A Human Resources E-Alert

A client recently called about an employee complaining that she was ready to return to work but was not being permitted to do so. This particular employee had suffered an injury caused by her diabetes. The client's policy, I learned, was to require that an injured or ill employee return to work "without any restrictions." I explained to the client that this policy was problematic and needed to be revised particularly in light of the amendments to the Americans With Disabilities Act (ADA) which expands the number of conditions which fall within the protection of the ADA. I also explained that the Equal Employment Opportunity Commission recently targeted a grocer having the same type of policy which resulted in a 3.2 million settlement.

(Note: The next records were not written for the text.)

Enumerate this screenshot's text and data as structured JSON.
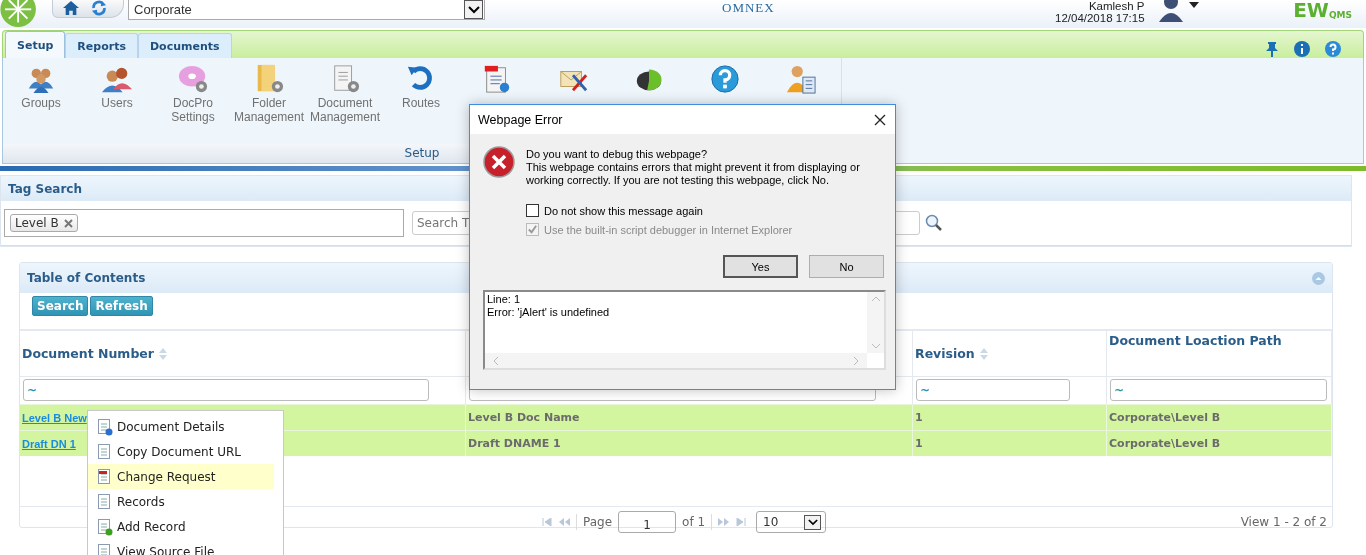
{
  "top_bar": {
    "site_select": {
      "value": "Corporate"
    },
    "vendor_logo": "OMNEX",
    "user": {
      "name": "Kamlesh P",
      "datetime": "12/04/2018 17:15"
    },
    "product_logo": {
      "main": "EW",
      "sub": "QMS"
    }
  },
  "tabs": [
    {
      "label": "Setup",
      "selected": true
    },
    {
      "label": "Reports",
      "selected": false
    },
    {
      "label": "Documents",
      "selected": false
    }
  ],
  "ribbon": {
    "items": [
      {
        "kind": "labeled",
        "label": "Groups"
      },
      {
        "kind": "labeled",
        "label": "Users"
      },
      {
        "kind": "labeled",
        "label": "DocPro Settings"
      },
      {
        "kind": "labeled",
        "label": "Folder Management"
      },
      {
        "kind": "labeled",
        "label": "Document Management"
      },
      {
        "kind": "labeled",
        "label": "Routes"
      },
      {
        "kind": "icon"
      },
      {
        "kind": "icon"
      },
      {
        "kind": "icon"
      },
      {
        "kind": "icon"
      },
      {
        "kind": "icon"
      }
    ],
    "group_label": "Setup"
  },
  "tag_search": {
    "title": "Tag Search",
    "tags": [
      "Level B"
    ],
    "search": {
      "placeholder": "Search T"
    }
  },
  "toc": {
    "title": "Table of Contents",
    "buttons": [
      "Search",
      "Refresh"
    ],
    "columns": [
      {
        "label": "Document Number",
        "sortable": true,
        "filter": "~"
      },
      {
        "filter_field": true
      },
      {
        "label": "Revision",
        "sortable": true,
        "filter": "~"
      },
      {
        "label": "Document Loaction Path",
        "sortable": false,
        "filter": "~"
      }
    ],
    "rows": [
      [
        "Level B New",
        "Level B Doc Name",
        "1",
        "Corporate\\Level B"
      ],
      [
        "Draft DN 1",
        "Draft DNAME 1",
        "1",
        "Corporate\\Level B"
      ]
    ],
    "pager": {
      "page_label": "Page",
      "page": "1",
      "of": "of 1",
      "page_size": "10",
      "summary": "View 1 - 2 of 2"
    }
  },
  "context_menu": [
    {
      "label": "Document Details",
      "selected": false
    },
    {
      "label": "Copy Document URL",
      "selected": false
    },
    {
      "label": "Change Request",
      "selected": true
    },
    {
      "label": "Records",
      "selected": false
    },
    {
      "label": "Add Record",
      "selected": false
    },
    {
      "label": "View Source File",
      "selected": false
    }
  ],
  "dialog": {
    "title": "Webpage Error",
    "heading": "Do you want to debug this webpage?",
    "body": "This webpage contains errors that might prevent it from displaying or working correctly. If you are not testing this webpage, click No.",
    "checkboxes": [
      {
        "label": "Do not show this message again",
        "checked": false,
        "disabled": false
      },
      {
        "label": "Use the built-in script debugger in Internet Explorer",
        "checked": true,
        "disabled": true
      }
    ],
    "buttons": [
      {
        "label": "Yes",
        "default": true
      },
      {
        "label": "No",
        "default": false
      }
    ],
    "details": [
      "Line: 1",
      "Error: 'jAlert' is undefined"
    ]
  }
}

In fact, for those employees with ADA disabilities, when an employee is unable to return to full duty but wants to return to work, the employer is obligated to engage in the interactive process to determine if the employee is limited in performing essential or marginal functions of his/her job and whether a reasonable accommodation can be found to accommodate those limitations on performing the essential functions. Employers, however, are not required to remove essential functions of the job or to create a new job for the employee.

Here, the client was able to engage in the interactive process with the complaining employee and promptly return her to work. We also assisted them in revising their return to work policy so that it was compliant with the ADA.